Task prompt:
What you return must be every line below that includes the word "hours".

Excerpted records:
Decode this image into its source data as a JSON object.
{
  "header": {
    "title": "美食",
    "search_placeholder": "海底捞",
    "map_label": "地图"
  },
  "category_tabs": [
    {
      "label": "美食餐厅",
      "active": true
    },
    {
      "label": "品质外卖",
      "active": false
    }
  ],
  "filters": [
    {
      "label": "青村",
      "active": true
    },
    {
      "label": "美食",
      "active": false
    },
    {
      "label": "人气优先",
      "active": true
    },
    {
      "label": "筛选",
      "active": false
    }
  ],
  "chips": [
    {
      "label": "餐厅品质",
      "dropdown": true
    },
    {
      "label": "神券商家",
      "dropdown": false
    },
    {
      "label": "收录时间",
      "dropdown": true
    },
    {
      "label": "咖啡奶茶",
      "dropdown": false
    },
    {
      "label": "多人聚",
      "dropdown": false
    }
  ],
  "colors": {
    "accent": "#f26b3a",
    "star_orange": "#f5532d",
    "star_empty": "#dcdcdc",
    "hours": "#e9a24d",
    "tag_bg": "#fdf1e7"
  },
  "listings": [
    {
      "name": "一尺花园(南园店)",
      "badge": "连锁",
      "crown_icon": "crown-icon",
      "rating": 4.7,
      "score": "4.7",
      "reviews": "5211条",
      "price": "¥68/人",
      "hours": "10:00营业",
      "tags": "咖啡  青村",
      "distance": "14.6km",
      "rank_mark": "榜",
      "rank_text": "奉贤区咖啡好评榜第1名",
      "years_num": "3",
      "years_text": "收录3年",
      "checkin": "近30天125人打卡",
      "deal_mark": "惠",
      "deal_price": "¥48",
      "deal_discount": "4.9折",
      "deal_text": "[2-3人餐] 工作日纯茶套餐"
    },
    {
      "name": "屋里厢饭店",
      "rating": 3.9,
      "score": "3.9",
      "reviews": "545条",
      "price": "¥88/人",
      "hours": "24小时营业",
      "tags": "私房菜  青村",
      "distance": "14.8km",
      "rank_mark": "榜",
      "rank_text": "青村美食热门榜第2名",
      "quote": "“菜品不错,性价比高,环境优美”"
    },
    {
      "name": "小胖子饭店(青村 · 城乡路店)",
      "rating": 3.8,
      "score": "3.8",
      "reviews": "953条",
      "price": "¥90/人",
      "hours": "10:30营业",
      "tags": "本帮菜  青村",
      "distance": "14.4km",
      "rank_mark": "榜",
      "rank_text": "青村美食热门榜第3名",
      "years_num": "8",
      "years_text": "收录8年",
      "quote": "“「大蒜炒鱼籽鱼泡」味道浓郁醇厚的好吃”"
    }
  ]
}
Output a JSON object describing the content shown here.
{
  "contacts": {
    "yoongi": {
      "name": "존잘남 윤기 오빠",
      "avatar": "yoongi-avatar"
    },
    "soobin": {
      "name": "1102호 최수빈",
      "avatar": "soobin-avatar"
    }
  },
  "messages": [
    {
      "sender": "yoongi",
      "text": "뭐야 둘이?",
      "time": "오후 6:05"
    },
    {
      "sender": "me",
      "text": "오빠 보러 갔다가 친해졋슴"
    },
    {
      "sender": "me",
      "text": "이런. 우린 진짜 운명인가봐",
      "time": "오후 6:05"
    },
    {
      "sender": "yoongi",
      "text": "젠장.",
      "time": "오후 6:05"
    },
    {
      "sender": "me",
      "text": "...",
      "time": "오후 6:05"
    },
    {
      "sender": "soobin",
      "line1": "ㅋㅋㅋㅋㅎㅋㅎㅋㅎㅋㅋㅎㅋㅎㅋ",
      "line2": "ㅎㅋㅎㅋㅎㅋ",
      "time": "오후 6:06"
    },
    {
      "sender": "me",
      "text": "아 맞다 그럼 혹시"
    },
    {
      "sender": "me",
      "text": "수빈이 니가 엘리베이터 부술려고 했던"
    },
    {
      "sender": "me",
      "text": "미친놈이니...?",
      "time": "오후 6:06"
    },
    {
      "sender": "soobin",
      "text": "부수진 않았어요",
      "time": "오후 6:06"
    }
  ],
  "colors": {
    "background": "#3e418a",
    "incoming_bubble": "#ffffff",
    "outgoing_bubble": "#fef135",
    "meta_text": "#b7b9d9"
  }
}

Output:
    "hours": "#e9a24d",
      "hours": "10:00营业",
      "hours": "24小时营业",
      "hours": "10:30营业",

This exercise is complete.